EXERCISE REQUIREMENTS
Within the listing below, filter for "viên" and copy every matching line.
┌──
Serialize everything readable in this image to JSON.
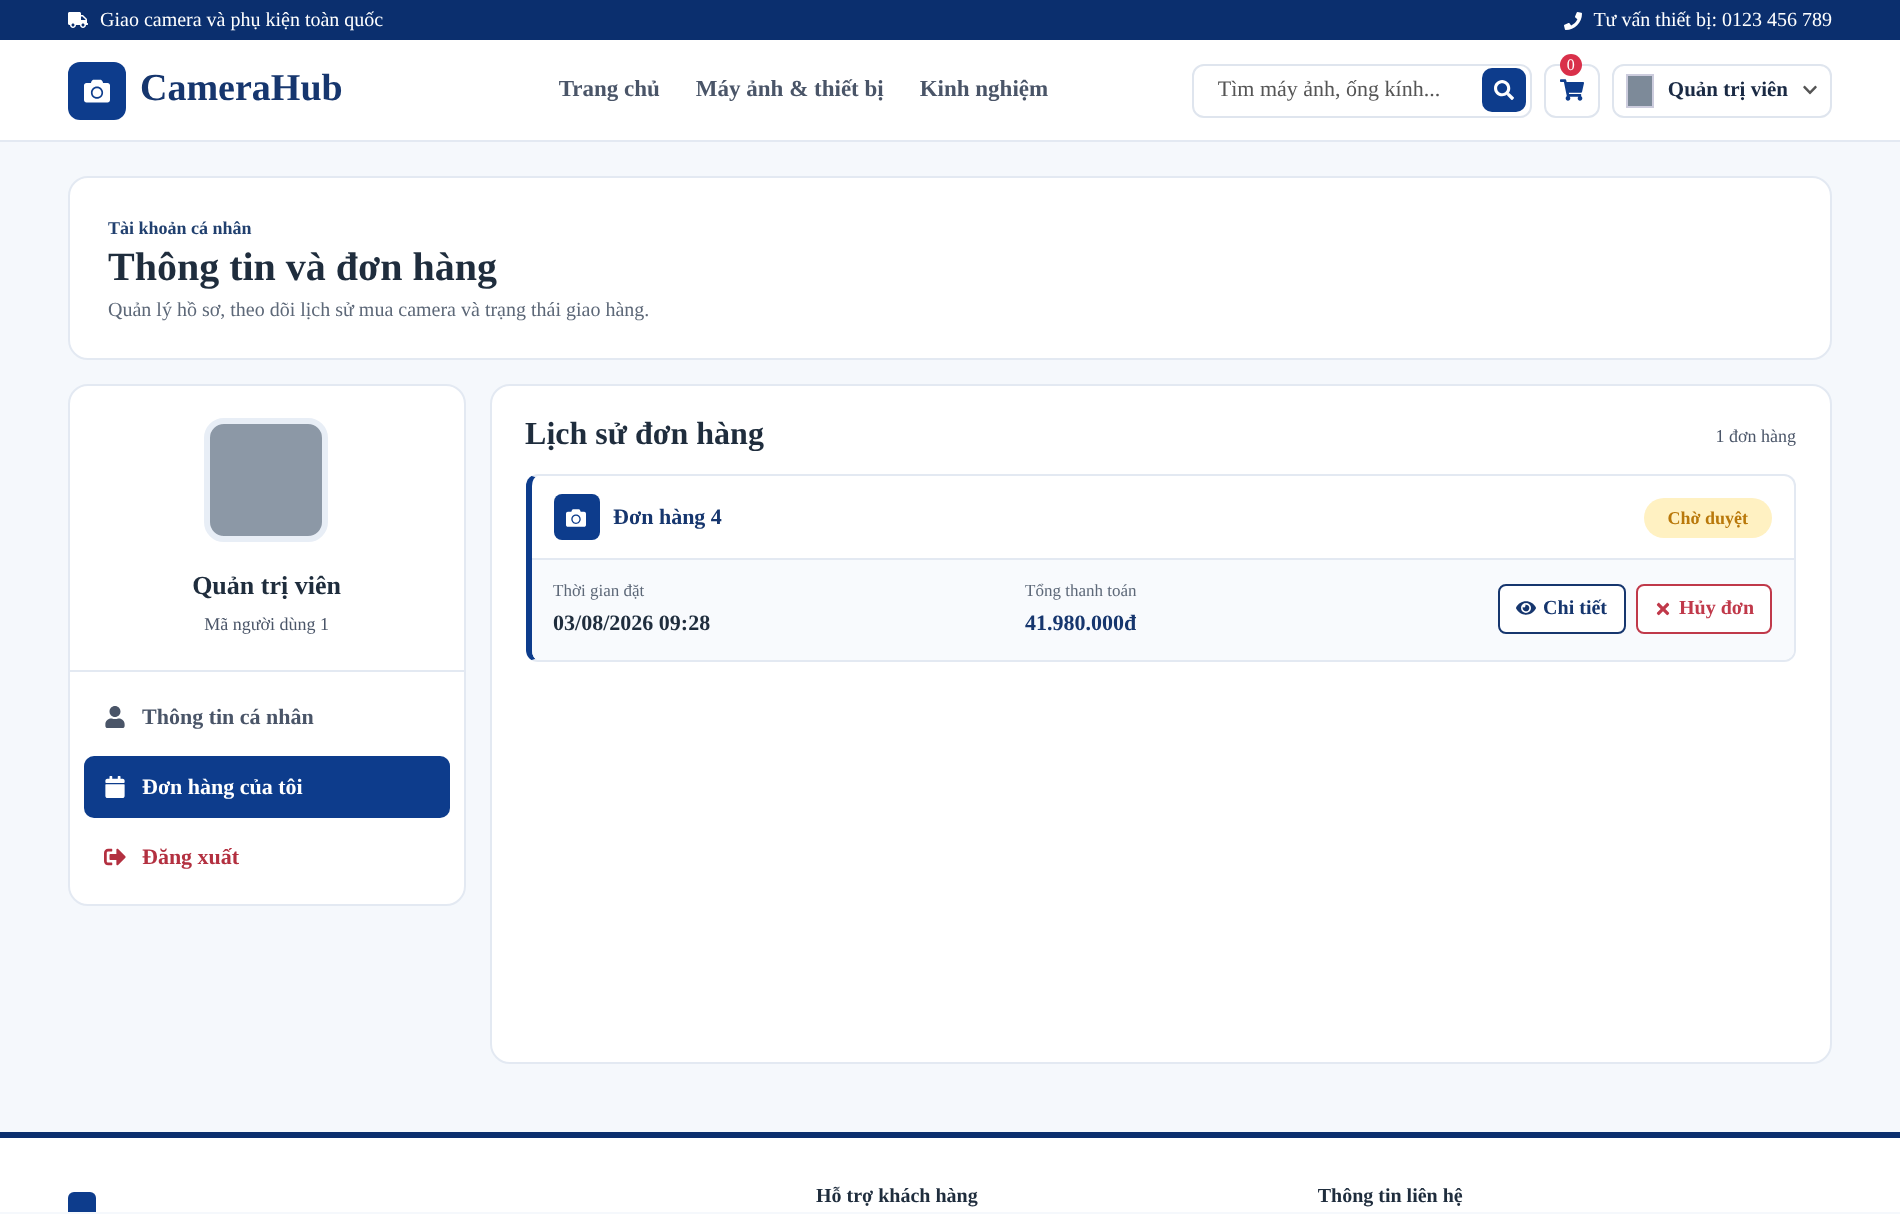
{
  "topbar": {
    "shipping": "Giao camera và phụ kiện toàn quốc",
    "hotline": "Tư vấn thiết bị: 0123 456 789"
  },
  "header": {
    "brand": "CameraHub",
    "nav": [
      {
        "label": "Trang chủ",
        "selected": false
      },
      {
        "label": "Máy ảnh & thiết bị",
        "selected": false
      },
      {
        "label": "Kinh nghiệm",
        "selected": false
      }
    ],
    "search": {
      "placeholder": "Tìm máy ảnh, ống kính..."
    },
    "cart_count": "0",
    "user": "Quản trị viên"
  },
  "hero": {
    "eyebrow": "Tài khoản cá nhân",
    "title": "Thông tin và đơn hàng",
    "subtitle": "Quản lý hồ sơ, theo dõi lịch sử mua camera và trạng thái giao hàng."
  },
  "profile": {
    "name": "Quản trị viên",
    "user_id": "Mã người dùng 1",
    "menu": [
      {
        "kind": "profile",
        "label": "Thông tin cá nhân",
        "selected": false
      },
      {
        "kind": "orders",
        "label": "Đơn hàng của tôi",
        "selected": true
      },
      {
        "kind": "logout",
        "label": "Đăng xuất",
        "selected": false
      }
    ]
  },
  "orders": {
    "title": "Lịch sử đơn hàng",
    "count": "1 đơn hàng",
    "items": [
      {
        "name": "Đơn hàng 4",
        "status": "Chờ duyệt",
        "time_label": "Thời gian đặt",
        "time": "03/08/2026 09:28",
        "total_label": "Tổng thanh toán",
        "total": "41.980.000đ",
        "detail_button": "Chi tiết",
        "cancel_button": "Hủy đơn"
      }
    ]
  },
  "footer": {
    "columns": [
      "Hỗ trợ khách hàng",
      "Thông tin liên hệ"
    ]
  }
}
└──
OUTPUT
    "user": "Quản trị viên"
    "name": "Quản trị viên",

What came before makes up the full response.